Another company has dropped its variable annuity fees.
Last week, Citicorp Life Insurance reduced the annual fees on its CitiVariable Annuity by 29%, from 140 basis points to 99.
That brought the annuity, which had $363 million of assets under management at the end of March, well below the industry average of 127 basis points.
"We were hearing ... through our investment consultants who actually sell the annuities that consumers wanted lower fees," said Connie Kain, a spokeswoman for Citicorp's insurance group. The Citicorp annuities are sold mostly through brokers in Citibank branches.
Citicorp's move followed cuts by Nationwide Financial Services and Fidelity. In November, Columbus, Ohio-based Nationwide lowered the fees on its Future variable annuity to 95 basis points. Fidelity followed Nationwide's lead in March, dropping the fees on its Fidelity Advisory Generations to 95 basis points.
"It seems to be a trend driven by Nationwide," said Kenneth Kehrer, a Princeton, N.J.-based consultant.
Last fall criticisms of annuity fees reached a crescendo at the same time that the tax reform package was changing the way annuity distributions are figured for tax purposes.
That reform shrunk the relative competitive advantage of annuities over mutual funds, Mr. Kehrer said.
The two concurrent trends, plus Nationwide's fee reduction, started the move to lower fees. Mr. Kehrer expects more companies to follow suit.
"This clearly is one response by some insurance companies to reduce their fees to make them more competitive," he said.
At Citicorp, the fee reduction is designed to make annuities more competitive with mutual funds, the spokeswoman said. The fee cut also applies to CitiVariable Annuity Plus, a product only available in California.
That product offers a guaranteed minimum return of 4.25%. In all other ways it is identical to CitiVariable Annuity, she said.
The CitiVariable Annuity pays a return determined by the performance of its underlying securities. Purchasers choose among 24 investments including four proprietary asset-allocation portfolios.
Another change allows customers to transfer one-sixth of their account to other investments each month. Now a customer can transfer the whole account in just six months.

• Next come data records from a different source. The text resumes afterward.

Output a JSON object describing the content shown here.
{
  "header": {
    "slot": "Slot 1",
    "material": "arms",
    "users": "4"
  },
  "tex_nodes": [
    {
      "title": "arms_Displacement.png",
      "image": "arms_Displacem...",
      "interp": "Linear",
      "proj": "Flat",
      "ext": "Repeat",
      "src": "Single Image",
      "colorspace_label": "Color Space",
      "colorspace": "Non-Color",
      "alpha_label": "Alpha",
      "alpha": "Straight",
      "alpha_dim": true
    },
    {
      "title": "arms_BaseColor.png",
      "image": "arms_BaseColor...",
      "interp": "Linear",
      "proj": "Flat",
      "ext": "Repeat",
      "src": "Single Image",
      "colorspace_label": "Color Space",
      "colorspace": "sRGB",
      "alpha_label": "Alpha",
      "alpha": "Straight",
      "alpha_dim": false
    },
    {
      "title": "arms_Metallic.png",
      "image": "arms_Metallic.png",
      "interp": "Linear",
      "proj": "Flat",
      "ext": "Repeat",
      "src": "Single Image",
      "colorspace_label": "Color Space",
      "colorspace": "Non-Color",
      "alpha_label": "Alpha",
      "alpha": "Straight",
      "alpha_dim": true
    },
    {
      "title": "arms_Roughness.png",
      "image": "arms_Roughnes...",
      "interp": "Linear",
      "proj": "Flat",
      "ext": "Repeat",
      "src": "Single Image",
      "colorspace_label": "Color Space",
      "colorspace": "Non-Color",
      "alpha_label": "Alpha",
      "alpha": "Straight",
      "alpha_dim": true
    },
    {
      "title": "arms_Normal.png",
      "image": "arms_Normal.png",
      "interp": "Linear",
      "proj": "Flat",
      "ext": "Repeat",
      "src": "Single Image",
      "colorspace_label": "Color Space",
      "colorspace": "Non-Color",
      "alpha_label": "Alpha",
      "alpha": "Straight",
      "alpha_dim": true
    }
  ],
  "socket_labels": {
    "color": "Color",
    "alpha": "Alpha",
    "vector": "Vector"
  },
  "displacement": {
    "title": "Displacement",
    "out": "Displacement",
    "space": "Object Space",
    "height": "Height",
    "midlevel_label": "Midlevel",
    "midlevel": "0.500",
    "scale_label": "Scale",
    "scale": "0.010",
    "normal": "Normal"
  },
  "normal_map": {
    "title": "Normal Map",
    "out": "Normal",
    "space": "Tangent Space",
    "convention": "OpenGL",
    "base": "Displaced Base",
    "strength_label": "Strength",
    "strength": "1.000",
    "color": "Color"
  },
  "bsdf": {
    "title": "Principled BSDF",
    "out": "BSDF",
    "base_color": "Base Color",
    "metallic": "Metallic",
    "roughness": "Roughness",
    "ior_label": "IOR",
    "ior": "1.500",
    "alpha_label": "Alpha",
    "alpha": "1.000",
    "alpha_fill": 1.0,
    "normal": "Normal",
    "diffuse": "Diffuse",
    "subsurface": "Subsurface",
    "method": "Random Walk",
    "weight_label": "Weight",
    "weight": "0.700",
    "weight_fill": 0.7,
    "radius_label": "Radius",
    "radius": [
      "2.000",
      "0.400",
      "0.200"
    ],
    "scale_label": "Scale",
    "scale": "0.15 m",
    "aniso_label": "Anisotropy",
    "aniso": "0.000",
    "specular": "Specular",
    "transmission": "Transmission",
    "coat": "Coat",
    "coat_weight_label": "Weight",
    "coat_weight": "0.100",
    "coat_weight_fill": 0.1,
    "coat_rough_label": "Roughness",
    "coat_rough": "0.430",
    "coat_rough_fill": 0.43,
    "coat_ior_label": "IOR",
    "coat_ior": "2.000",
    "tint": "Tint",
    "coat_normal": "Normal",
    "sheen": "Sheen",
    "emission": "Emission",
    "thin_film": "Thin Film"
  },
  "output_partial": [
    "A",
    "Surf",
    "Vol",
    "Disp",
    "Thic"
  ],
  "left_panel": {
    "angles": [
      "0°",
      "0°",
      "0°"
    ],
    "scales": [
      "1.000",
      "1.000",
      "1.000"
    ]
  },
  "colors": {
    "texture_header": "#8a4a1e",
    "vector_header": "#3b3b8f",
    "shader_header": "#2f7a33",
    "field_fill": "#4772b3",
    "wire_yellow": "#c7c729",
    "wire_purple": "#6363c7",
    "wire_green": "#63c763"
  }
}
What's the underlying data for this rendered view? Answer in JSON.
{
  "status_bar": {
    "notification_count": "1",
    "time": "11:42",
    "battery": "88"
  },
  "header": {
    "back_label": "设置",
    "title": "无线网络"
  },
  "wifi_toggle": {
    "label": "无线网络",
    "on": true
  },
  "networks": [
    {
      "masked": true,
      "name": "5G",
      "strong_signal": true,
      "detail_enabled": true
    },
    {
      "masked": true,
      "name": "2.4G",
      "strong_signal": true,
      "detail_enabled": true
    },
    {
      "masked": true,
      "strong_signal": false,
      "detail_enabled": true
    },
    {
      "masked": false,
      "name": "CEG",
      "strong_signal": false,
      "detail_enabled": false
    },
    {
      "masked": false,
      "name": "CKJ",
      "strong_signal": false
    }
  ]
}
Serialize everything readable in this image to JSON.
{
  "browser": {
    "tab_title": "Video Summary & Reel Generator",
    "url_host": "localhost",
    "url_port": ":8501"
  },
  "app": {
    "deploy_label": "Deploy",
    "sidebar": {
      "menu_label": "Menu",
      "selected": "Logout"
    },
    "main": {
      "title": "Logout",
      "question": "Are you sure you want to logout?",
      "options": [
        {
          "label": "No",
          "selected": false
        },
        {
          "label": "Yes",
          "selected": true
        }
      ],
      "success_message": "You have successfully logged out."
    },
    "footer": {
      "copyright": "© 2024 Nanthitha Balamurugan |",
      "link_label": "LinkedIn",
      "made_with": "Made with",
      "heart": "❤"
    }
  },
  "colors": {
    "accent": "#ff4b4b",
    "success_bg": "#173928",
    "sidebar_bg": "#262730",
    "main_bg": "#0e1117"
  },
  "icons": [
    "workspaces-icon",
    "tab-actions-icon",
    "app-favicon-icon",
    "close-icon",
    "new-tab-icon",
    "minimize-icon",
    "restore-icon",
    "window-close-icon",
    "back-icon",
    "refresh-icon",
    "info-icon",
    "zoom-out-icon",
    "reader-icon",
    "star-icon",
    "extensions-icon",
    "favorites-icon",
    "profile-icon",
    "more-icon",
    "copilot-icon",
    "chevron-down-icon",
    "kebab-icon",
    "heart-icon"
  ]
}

Previously, the rules made it impossible for a customer to do that in less than 30 months.
"The benefit is to the consumer, because if they'd like to make another investment they can," a Citicorp spokeswoman said.
As more companies cut their fees, Mr. Kehrer expects the revenues will be made up by trimming broker commissions. Citicorp executives were not available to address how their particular fee cut was achieved.